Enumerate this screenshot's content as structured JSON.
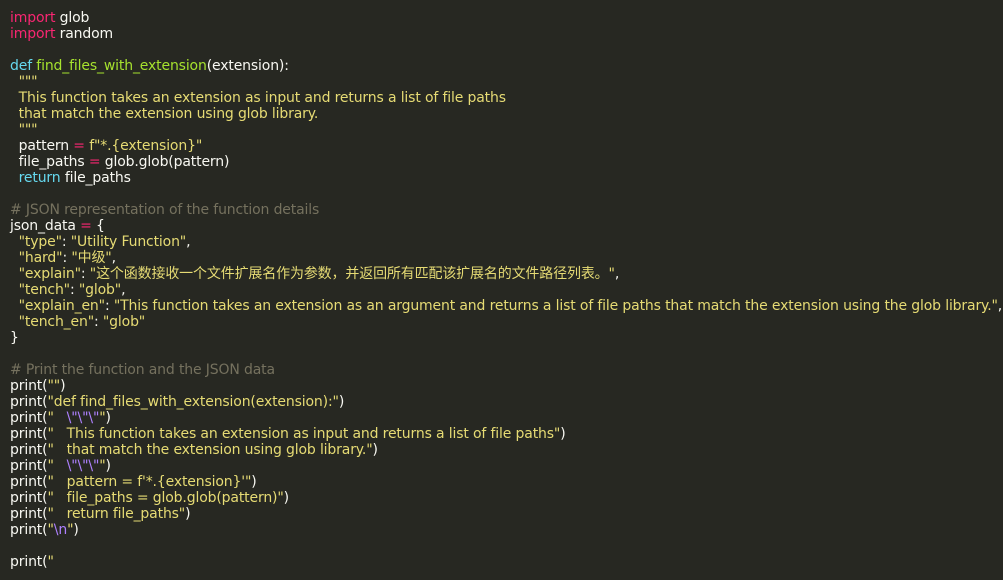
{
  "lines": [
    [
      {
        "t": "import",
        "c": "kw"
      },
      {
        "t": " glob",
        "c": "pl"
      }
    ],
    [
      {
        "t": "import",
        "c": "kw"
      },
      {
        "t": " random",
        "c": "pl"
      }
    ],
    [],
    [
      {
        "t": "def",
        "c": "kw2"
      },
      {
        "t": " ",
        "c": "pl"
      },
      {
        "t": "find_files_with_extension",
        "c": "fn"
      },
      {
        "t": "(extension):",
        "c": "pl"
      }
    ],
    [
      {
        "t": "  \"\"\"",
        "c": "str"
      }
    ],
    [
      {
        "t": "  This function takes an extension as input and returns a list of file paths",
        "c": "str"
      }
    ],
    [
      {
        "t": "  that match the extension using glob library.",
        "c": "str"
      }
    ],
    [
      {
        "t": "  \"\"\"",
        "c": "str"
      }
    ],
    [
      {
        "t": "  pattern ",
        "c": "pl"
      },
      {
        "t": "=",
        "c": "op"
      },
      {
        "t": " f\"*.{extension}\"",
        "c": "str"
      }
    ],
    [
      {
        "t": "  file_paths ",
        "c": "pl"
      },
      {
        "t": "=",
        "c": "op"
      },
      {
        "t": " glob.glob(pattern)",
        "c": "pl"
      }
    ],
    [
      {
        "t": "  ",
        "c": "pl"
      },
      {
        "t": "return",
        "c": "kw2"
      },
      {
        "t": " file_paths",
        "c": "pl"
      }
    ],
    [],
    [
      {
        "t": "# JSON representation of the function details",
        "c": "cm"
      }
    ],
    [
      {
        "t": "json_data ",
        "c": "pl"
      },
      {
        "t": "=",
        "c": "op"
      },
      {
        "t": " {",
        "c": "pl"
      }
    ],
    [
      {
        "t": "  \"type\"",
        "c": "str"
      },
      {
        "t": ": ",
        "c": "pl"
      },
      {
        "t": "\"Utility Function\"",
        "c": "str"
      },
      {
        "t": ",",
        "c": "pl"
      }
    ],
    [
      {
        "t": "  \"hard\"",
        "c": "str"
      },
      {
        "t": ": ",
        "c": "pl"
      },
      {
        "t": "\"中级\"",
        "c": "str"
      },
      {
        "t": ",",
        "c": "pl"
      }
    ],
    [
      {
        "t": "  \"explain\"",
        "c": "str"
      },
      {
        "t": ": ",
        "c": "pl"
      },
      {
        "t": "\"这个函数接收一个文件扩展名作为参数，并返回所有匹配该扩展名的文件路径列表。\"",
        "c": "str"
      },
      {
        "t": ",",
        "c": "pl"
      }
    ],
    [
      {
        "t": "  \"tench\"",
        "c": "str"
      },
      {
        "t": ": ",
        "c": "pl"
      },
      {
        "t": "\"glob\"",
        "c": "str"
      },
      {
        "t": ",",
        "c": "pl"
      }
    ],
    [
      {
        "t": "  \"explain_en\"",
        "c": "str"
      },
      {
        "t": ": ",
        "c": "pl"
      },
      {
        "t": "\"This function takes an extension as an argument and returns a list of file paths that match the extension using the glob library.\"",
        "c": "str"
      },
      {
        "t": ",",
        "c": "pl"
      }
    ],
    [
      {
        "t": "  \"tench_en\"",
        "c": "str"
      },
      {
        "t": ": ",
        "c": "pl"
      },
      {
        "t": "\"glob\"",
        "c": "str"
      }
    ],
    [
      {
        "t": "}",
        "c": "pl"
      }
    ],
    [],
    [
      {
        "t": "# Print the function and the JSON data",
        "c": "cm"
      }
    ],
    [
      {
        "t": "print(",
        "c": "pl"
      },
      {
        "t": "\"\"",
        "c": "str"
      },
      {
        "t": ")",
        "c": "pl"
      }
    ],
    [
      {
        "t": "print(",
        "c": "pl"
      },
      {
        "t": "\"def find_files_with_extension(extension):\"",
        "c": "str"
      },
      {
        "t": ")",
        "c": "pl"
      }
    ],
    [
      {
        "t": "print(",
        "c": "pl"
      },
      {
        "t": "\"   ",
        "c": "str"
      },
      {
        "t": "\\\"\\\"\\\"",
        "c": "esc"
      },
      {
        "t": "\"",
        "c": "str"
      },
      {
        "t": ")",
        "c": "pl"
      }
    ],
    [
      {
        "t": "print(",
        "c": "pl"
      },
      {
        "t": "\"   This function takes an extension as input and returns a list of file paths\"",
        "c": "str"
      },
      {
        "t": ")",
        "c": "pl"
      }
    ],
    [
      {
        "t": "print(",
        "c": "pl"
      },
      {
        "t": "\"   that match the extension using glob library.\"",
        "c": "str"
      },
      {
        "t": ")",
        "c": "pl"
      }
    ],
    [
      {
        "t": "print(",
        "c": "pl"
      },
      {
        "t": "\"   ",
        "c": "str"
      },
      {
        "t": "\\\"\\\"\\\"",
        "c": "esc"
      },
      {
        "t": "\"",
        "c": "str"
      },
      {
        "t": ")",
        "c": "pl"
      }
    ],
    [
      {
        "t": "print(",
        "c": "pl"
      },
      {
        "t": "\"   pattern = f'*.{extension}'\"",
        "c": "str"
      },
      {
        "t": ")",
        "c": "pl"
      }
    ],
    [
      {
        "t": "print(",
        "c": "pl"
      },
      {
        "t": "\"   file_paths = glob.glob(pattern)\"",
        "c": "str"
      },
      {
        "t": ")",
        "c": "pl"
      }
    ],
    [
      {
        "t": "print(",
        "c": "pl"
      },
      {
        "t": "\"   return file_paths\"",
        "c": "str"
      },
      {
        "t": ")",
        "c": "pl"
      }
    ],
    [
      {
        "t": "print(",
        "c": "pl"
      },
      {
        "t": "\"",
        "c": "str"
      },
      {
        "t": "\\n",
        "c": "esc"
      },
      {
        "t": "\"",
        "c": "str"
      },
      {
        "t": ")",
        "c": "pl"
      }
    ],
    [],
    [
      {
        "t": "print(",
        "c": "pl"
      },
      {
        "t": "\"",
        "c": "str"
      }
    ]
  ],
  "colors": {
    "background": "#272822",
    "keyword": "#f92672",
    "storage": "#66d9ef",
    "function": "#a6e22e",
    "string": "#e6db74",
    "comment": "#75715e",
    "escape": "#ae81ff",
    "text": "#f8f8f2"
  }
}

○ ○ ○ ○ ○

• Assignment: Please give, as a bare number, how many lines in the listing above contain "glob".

• Answer to this exercise: 8